First Real Project

My how time flies in the summer. I've been out of town the last three weekends in a row, including the long 4th of July weekend, so I haven't had as much time as I'd like to work on VR development, let alone write a long blog post. Since my last post I worked on my Matrix chair a bit, splitting it into multiple parts rather than modeling a single shape. It took me a couple evenings to get where I am with it, but honestly I lost patience with it. It became clear that making the chair photo-realistic was going to be a real challenge for me without a lot of reward. Here's the state it's been sitting in for a couple weeks now.

 
 

I think it looks pretty good, but I was getting antsy to start something that could actually turn into a real game. Something that I'd want to share with the world. I began thinking about what kind of game I might like to make. My top two favorite games of all time are Halo and Ocarina of Time, so naturally I started there. The problem with a Halo style game in VR is that in my experience, First Person Shooter controls cause serious motion sickness. It's also too fast paced for virtual reality at this stage. Ocarina of Time seemed more interesting and has a slower pace, but I wanted to do something a little different. I had an idea.

What if instead of playing as Link, you played as Navi? What if instead of playing as Master Chief, you played as 343 Guilty Spark? This seemed to be much more compatible with VR input and it would be different. So I began prototyping.

Prototyping

I started out with a really simple sphere and tried to follow the pattern set forth by a space flight tutorial I was doing on Digital Tutors to get a view from behind my orb. It took a VERY long time to get the orb to lock perfectly to head movements. The problem I was running into was that while the orb was a fixed distance from the camera and orbited the origin correctly, it was not a fixed distance from the Oculus HMD in the game world. It turns out that the camera and HMD have different positions when you lean forward, backward, or side to side. After spending several hours wrestling with this problem, I did end up solving it… and promptly decided I didn't like it.

In case you're also struggling with this problem, here's how I solved it. In my Blueprint, I had a Camera centered at the origin and an Arrow pointing forward from it. I made sure the rotation and position of the Arrow lined up with the HMD with the following graph.

 "Get Orientation and Position" is for the HMD. You can add the position to the relative location of the camera to get the center of your view.

"Get Orientation and Position" is for the HMD. You can add the position to the relative location of the camera to get the center of your view.

I suppose I didn't really need the arrow, but it helped me tremendously for debugging. Once the Arrow was positioned correctly, I updated the position of the orb (which was a static mesh) with the following graph.

 As you can see, I'm using what I called the Gaze Arrow's position and rotation to set the world transform of my Orb mesh.

As you can see, I'm using what I called the Gaze Arrow's position and rotation to set the world transform of my Orb mesh.
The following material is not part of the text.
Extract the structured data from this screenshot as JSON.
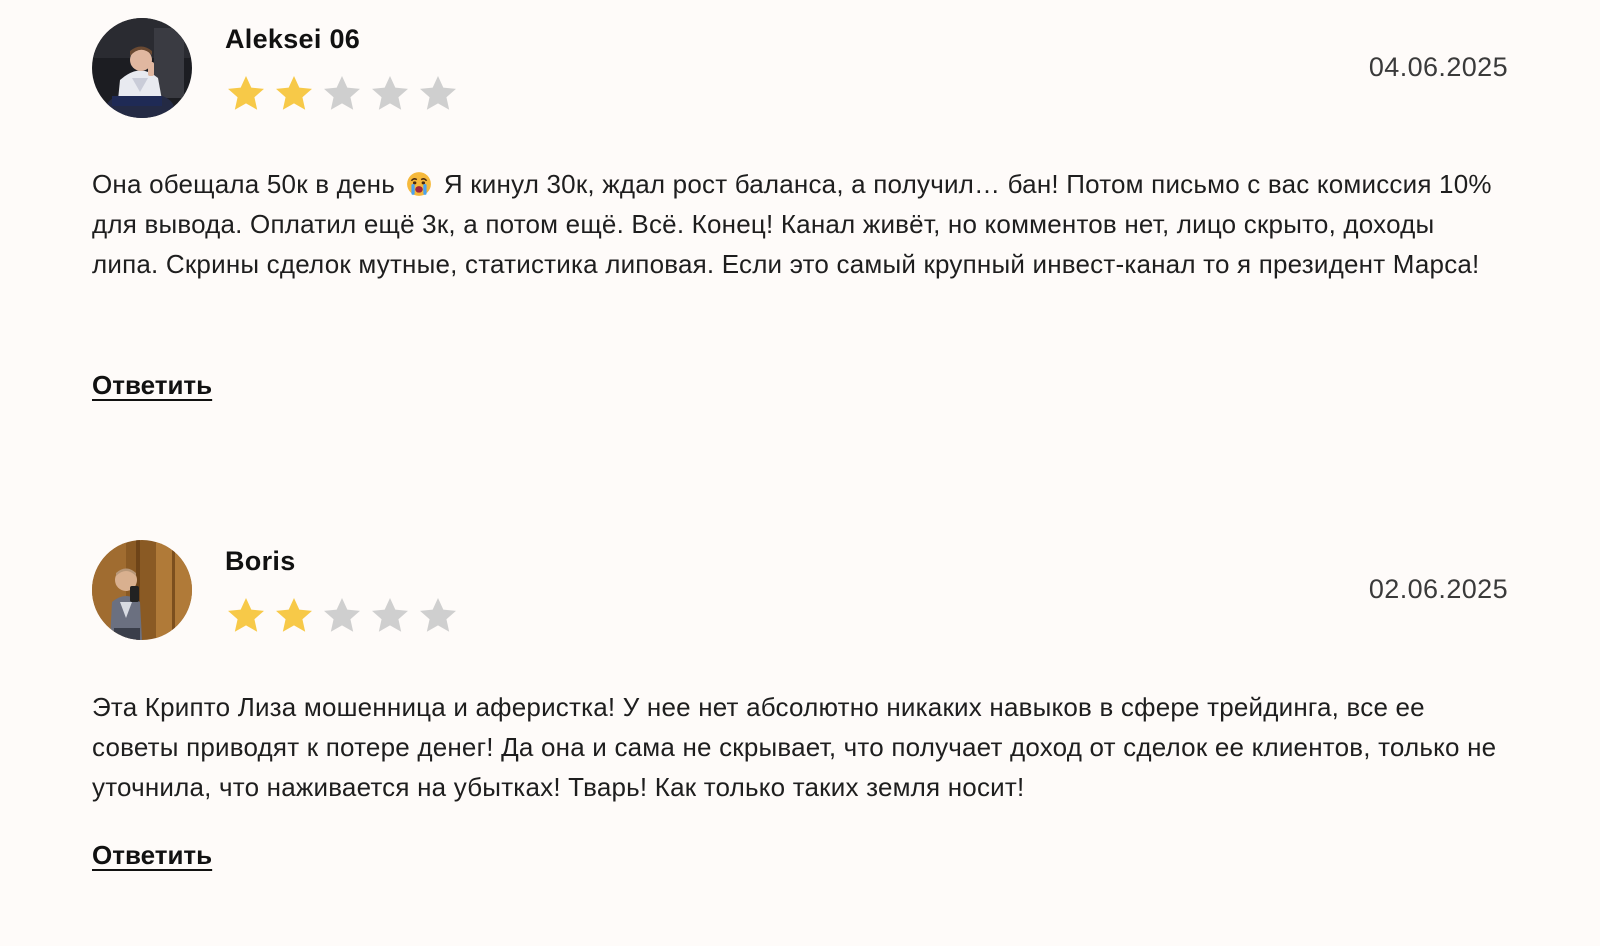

This made the orb lock into the center of my screen, 50 cm away from me. It was exactly what I was trying to do, but the collisions were weird, having the orb swing around me was weird, and it felt weird to have something in the middle of the screen while I flew around. In short, I didn't like it and instead I'm planning to have a "first person" view where you see what the orb would see. It solves a bunch of problems.

After making that decision, I decided to model a nicer looking orb. Here's where I'm at with that. No idea how much I'll iterate on it from here, but it's a cool start. I'll add materials in Unreal Engine to bring it to life.

 
orbProto1
 

Thanks for reading!